Arms of Hortense de Beauharnais (1783-1837)

Hortense de Beauharnais, daughter of Viscount Alexandre Francis Marie de Beauharnais, officer of the Royal Army, and of Marie-Josephe-Rose de Tascher de la Pagerie was born at Paris on April 10, 1783.

After the separation of her parents, in 1785, Hortense sails to Martinique with her mother, while her elder brother Eugene stays in Paris with their father. She lives there until 1790.

The Viscount is guillotined in 1794, and her mother soon became mistress of French politician Paul Barras, main executive leader of the Directory regime. In September 1795 Hortense, twelve years old, enters the famous pension held by Madame Campan, located in the Hotel de Rohan at Saint-Germain-en-Laye.

On March 8, 1796, her mother marries General Napoleon Bonaparte. The latter adopts Hortense and her brother Eugene.

She falls in love with General Geraud-Christophe Duroc, aide-de-camp of the First Consul, but is married on January 4, 1802, with Louis Bonaparte, younger brother of Napoleon. The wedding is celebrated by Cardinal Giovanni Battista Caprara, legate of Pope Pius VII.

Hortense gives her husband three sons: Napoleon Louis Charles Bonaparte on October 10, 1802 (who will be adopted by Napoleon but will only live for four years), Napoleon Louis on October 11, 1804, and Charles Louis Napoleon on April 20 1808, who will become President of the French Republic then Emperor Napoleon III.

In 1806 Hortense became Queen of Holland when her husband accesses the throne of that country. Unfortunately for her, Napoleon invades and annexes the kingdom in 1810.

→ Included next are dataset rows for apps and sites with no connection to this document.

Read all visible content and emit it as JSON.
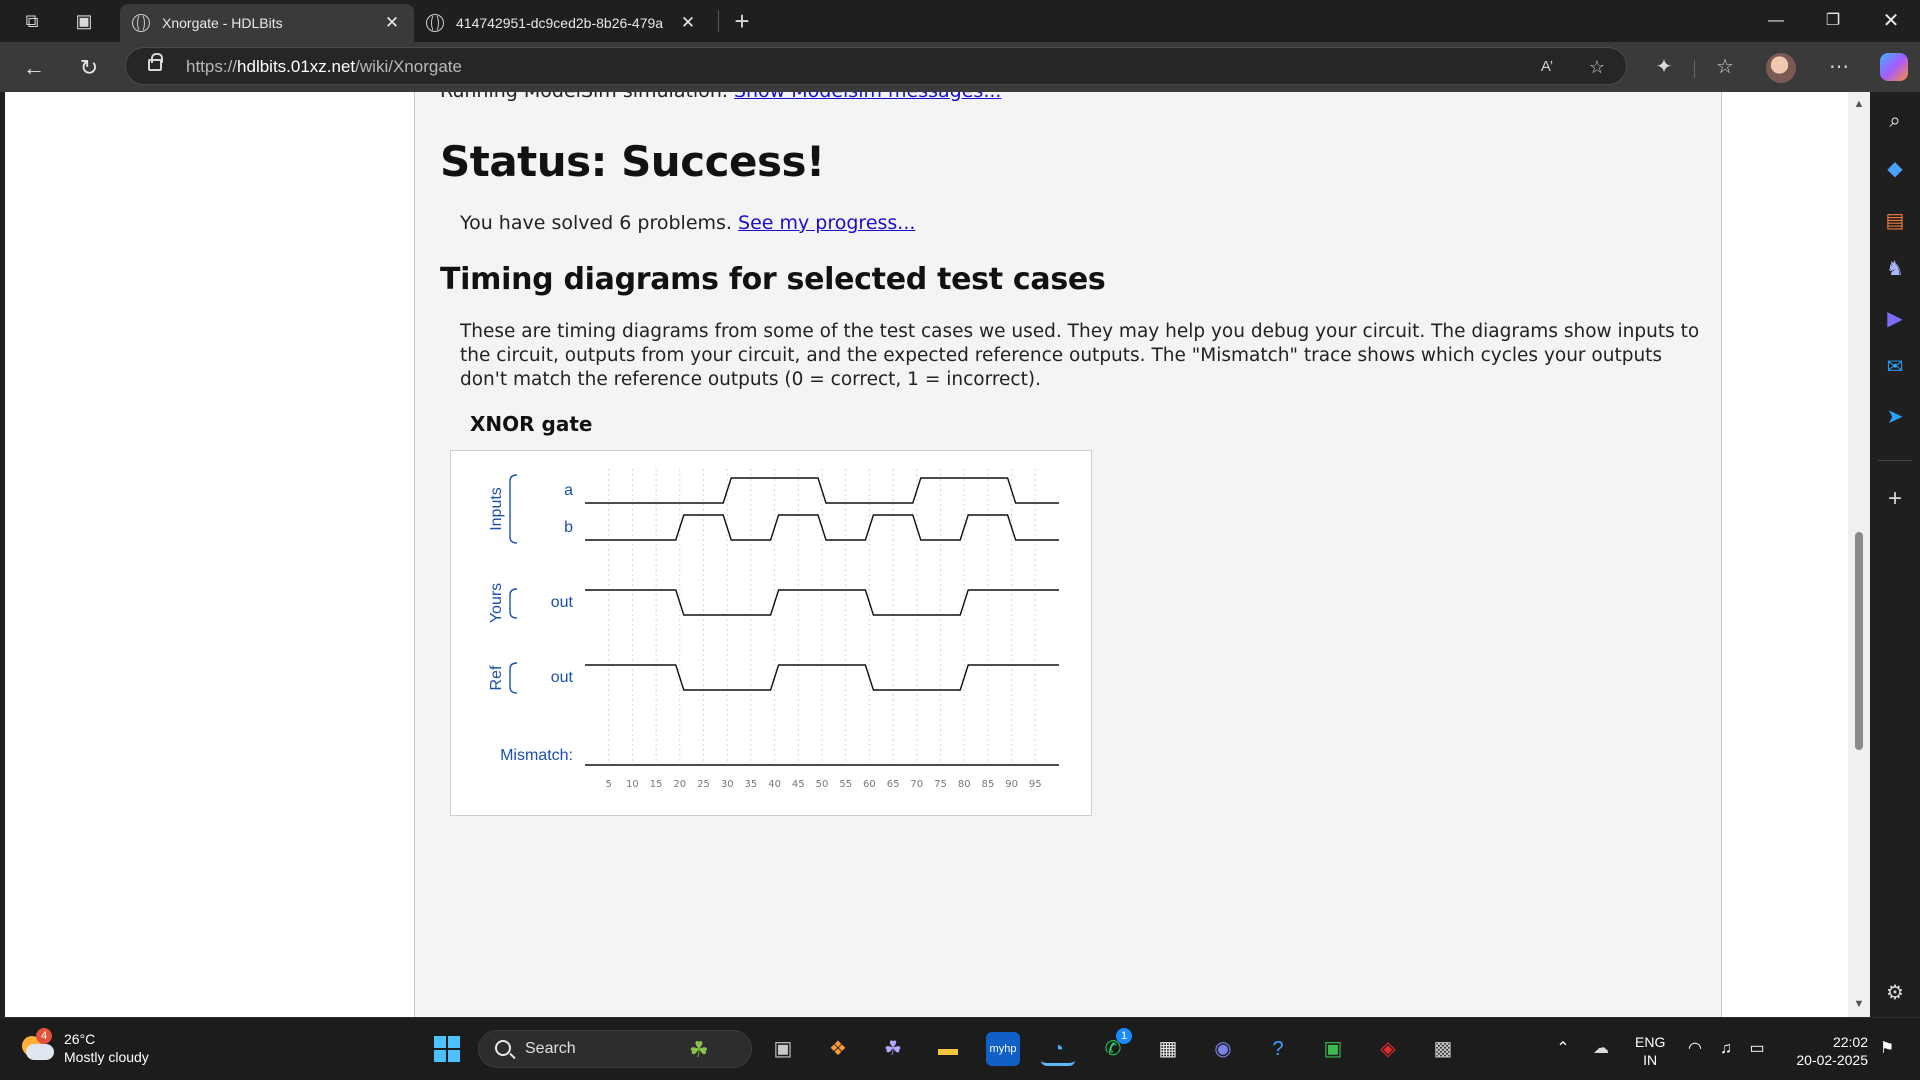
{
  "browser": {
    "tabs": [
      {
        "title": "Xnorgate - HDLBits",
        "active": true
      },
      {
        "title": "414742951-dc9ced2b-8b26-479a",
        "active": false
      }
    ],
    "url_prefix": "https://",
    "url_host": "hdlbits.01xz.net",
    "url_path": "/wiki/Xnorgate"
  },
  "page": {
    "running_prefix": "Running ModelSim simulation. ",
    "running_link": "Show Modelsim messages...",
    "status_title": "Status: Success!",
    "solved_text": "You have solved 6 problems. ",
    "solved_link": "See my progress...",
    "timing_title": "Timing diagrams for selected test cases",
    "timing_description": "These are timing diagrams from some of the test cases we used. They may help you debug your circuit. The diagrams show inputs to the circuit, outputs from your circuit, and the expected reference outputs. The \"Mismatch\" trace shows which cycles your outputs don't match the reference outputs (0 = correct, 1 = incorrect).",
    "diagram_title": "XNOR gate"
  },
  "chart_data": {
    "type": "timing",
    "groups": [
      "Inputs",
      "Yours",
      "Ref"
    ],
    "signals": [
      {
        "name": "a",
        "group": "Inputs",
        "t": [
          0,
          30,
          50,
          70,
          90
        ],
        "v": [
          0,
          1,
          0,
          1,
          0
        ]
      },
      {
        "name": "b",
        "group": "Inputs",
        "t": [
          0,
          20,
          30,
          40,
          50,
          60,
          70,
          80,
          90
        ],
        "v": [
          0,
          1,
          0,
          1,
          0,
          1,
          0,
          1,
          0
        ]
      },
      {
        "name": "out",
        "group": "Yours",
        "t": [
          0,
          20,
          40,
          60,
          80
        ],
        "v": [
          1,
          0,
          1,
          0,
          1
        ]
      },
      {
        "name": "out",
        "group": "Ref",
        "t": [
          0,
          20,
          40,
          60,
          80
        ],
        "v": [
          1,
          0,
          1,
          0,
          1
        ]
      }
    ],
    "mismatch_label": "Mismatch:",
    "mismatch": {
      "t": [
        0
      ],
      "v": [
        0
      ]
    },
    "x_ticks": [
      5,
      10,
      15,
      20,
      25,
      30,
      35,
      40,
      45,
      50,
      55,
      60,
      65,
      70,
      75,
      80,
      85,
      90,
      95
    ],
    "xlim": [
      0,
      100
    ],
    "label_color": "#1c4fb0"
  },
  "sidebar": {
    "icons": [
      "search-icon",
      "tag-icon",
      "briefcase-icon",
      "chess-icon",
      "copilot-icon",
      "outlook-icon",
      "send-icon",
      "add-icon",
      "settings-icon"
    ]
  },
  "taskbar": {
    "weather_badge": "4",
    "weather_temp": "26°C",
    "weather_desc": "Mostly cloudy",
    "search_label": "Search",
    "whatsapp_badge": "1",
    "lang_top": "ENG",
    "lang_bottom": "IN",
    "time": "22:02",
    "date": "20-02-2025"
  }
}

The same year her mother is repudiated by the Emperor; however Hortense befriends new Empress Marie-Louise of Austria. She separates from Louis and falls in love with Colonel Charles de Flahaut, Charles de Talleyrand's natural son, aide-de-camp of Joachim Murat. She gives him a son named Charles, future Duke of Morny.

Having remained loyal to the Emperor during the Hundred-Days, she must leave France during the Second Restoration, and settles in Switzerland with her sons.

She moves to England in May 1831. On July 22 of the following year, the Duke of Reichstadt died in Vienna, so her son Charles Louis Napoleon became Pretendant to the Imperial Throne. However the latter must leave France in 1836 and take refuge in the United States of America.

Hortense de Beauharnais died on October 5, 1837 of uterus cancer, in her Arenenberg castle, on southern bank of the Lake Constance, in Switzerland. She is buried near her mother in the Saint-Pierre-Saint-Paul Church of Rueil-Malmaison.

"Hortense de Beauharnais", painted in 1808 by Anne-Louis Girodet of Roucy, aka Girodet-Trioson (Montargis 1767 - Paris 1824).

"Hortense de Beauharnais", painted in 1808 by Anne-Louis Girodet of Roucy, aka Girodet-Trioson (Montargis 1767 - Paris 1824).

Other portraits

Hortense de Beauharnais (1783-1837)
"Hortense de Beauharnais" by François Pascal Simon Gerard (Rome 1770 - Paris 1837).
Hortense de Beauharnais (1783-1837)
"Hortense de Beauharnais" by Jean-Baptiste Regnault (Paris 1754 - Paris 1829).
Hortense de Beauharnais (1783-1837)
"Hortense de Beauharnais". Miniature by Jean-Baptiste Isabey (Nancy 1767 - Paris 1855).